ruk·si

⚡️ Query Optimization

Updated at 2012-11-29 22:39

Most databases will optimize queries the best they can and in most cases, better than you can.

Never optimize queries if you are not hitting performance limits. But you can try if performance becomes an issue.

It is also "good to know" stuff so you do not make anything stupid.

Make sure you measure the results when attempting to optimize. Most database systems generate some kind of query plan for queries and those are usually good place to start the optimization.

-- PostgreSQL, see query plan for a query.
EXPLAIN
SELECT *
FROM tenk1 t1, tenk2 t2
WHERE t1.unique1 < 100
AND t1.unique2 = t2.unique2;

-- PostgreSQL, run the actual query and time it.
EXPLAIN ANALYZE
SELECT *
FROM tenk1 t1, tenk2 t2
WHERE t1.unique1 < 100
AND t1.unique2 = t2.unique2;

Query Optimization

  • SELECT == projection, restrict attributes.
  • WHERE == selection, select only with these attributes.

Main target is to do SELECTs before JOINs. Here is the normal optimization workflow.

Cascade WHERE. (Use rule 1) Move SELECTs as down as possible (Use rules 2, 4, 6 and 10). Rearrange the leaves so the most restrictive SELECTs are done first. (Use rule 5 and 9) Combine CROSS JOIN and WHERE into JOIN (Use rule 12) Break down and move SELECT lists as down as possible (Use rule 3, 4, 7 and 11) Finally see if any subtrees has a single evaluation algorithm.

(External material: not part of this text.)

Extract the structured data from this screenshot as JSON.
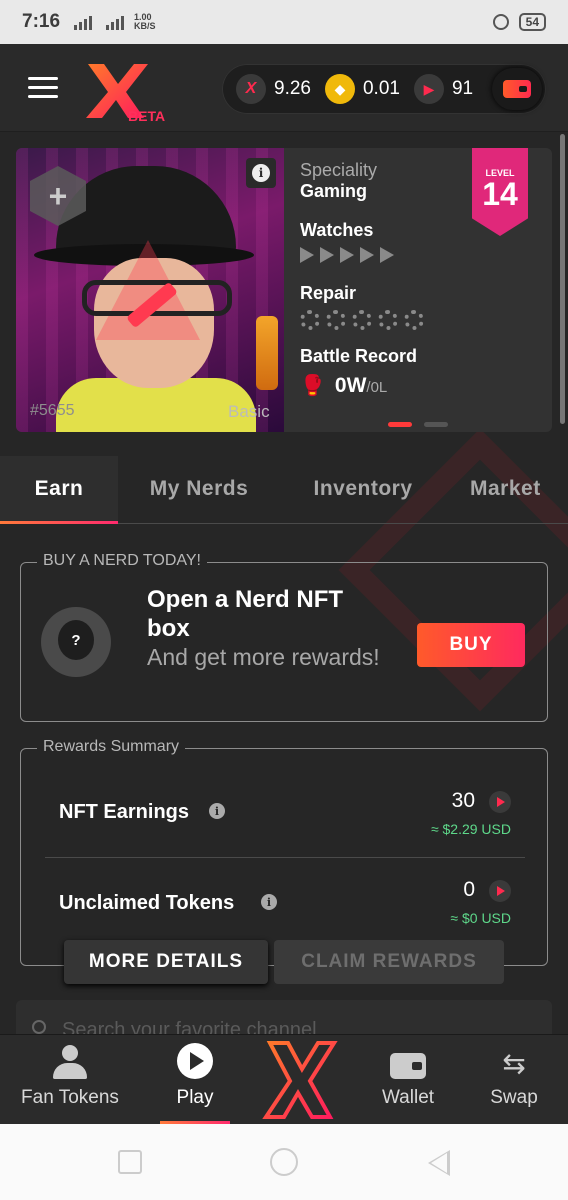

  1. Cascade of WHERE:

    SELECT * FROM r WHERE C1 AND C2 AND C3 AND C4 SELECT * FROM r WHERE C1 ( WHERE C2 ( WHERE C3 ( WHERE C4 )))

  2. Commutativity of WHERE:

    SELECT * FROM r WHERE C1 ( WHERE C2 ) SELECT * FROM r WHERE C2 ( WHERE C1 )

  3. Cascade of SELECT:

    SELECT L1 FROM r ( SELECT L2 ( SELECT L3 )) SELECT L1 FROM r WHERE L1 is_subset_of L2 is_subset_of L3

  4. Commuting WHERE with SELECT:

    SELECT L ( WHERE C (R) ) WHERE C ( SELECT L (R) )

    -- if condition C refers only to attributes in L.

  5. Commutativity of JOIN:

    SELECT * FROM s NATURAL JOIN r SELECT * FROM r NATURAL JOIN s

    -- include only one colums for all matched columns.

  6. Commuting WHERE with JOIN:

    SELECT * FROM r NATURAL JOIN s WHERE c (SELECT * FROM r WHERE c) NATURAL JOIN (SELECT * FROM s WHERE c)

  7. Commuting SELECT and JOIN:

    SELECT L FROM ( r JOIN s WHERE c) SELECT L FROM ( (SELECT L1 FROM r) JOIN (SELECT L2 FROM s) WHERE c )

    -- L = {A1,A2,An,B1,B2,Bn} -- where A are attributes of R and B are attributes of B -- L1 = {A1,A2,An,An+1,An+k} -- where A are attributes of R occuring in L or C -- L2 = {B1,B2,Bn,Bn+1,Bn+k} -- where B are attributes of S occuring in L or C

  8. Commutativity of UNION and INTERSECTION:

    (SELECT l FROM r) UNION (SELECT l FROM s) (SELECT l FROM s) UNION (SELECT l FROM r) (SELECT l FROM r) INTERSECT (SELECT l FROM s) (SELECT l FROM s) INTERSECT (SELECT l FROM r)

  9. Associativity of NATURAL JOIN, CROSS JOIN, UNION and INTERSECTION:

    ( r <SET_OPERATION> s ) <SET_OPERATION> t r <SET_OPERATION> ( s <SET_OPERATION> t)

  10. Commuting WHERE with set operations:

    SELECT * FROM r <SET_OPERATION> s WHERE C (SELECT * FROM r WHERE c) <SET_OPERATION> (SELECT * FROM s WHERE c)

  11. Commuting SELECT with UNION:

    SELECT l FROM (r UNION s) (SELECT l FROM r) UNION (SELECT l FROM s)

  12. WHERE and CROSS JOIN to JOIN:

    WHERE c FROM (r CROSS JOIN s) FROM r UNION_c s

    -- if C is join condition.

DeMorgan:

NOT (C1 AND C2) === (NOT C1) OR (NOT C2)

NOT (C1 OR C2) === (NOT C1) AND (NOT C2)

Source

  • Databases 1, University of Turku
  • Databases 2, University of Turku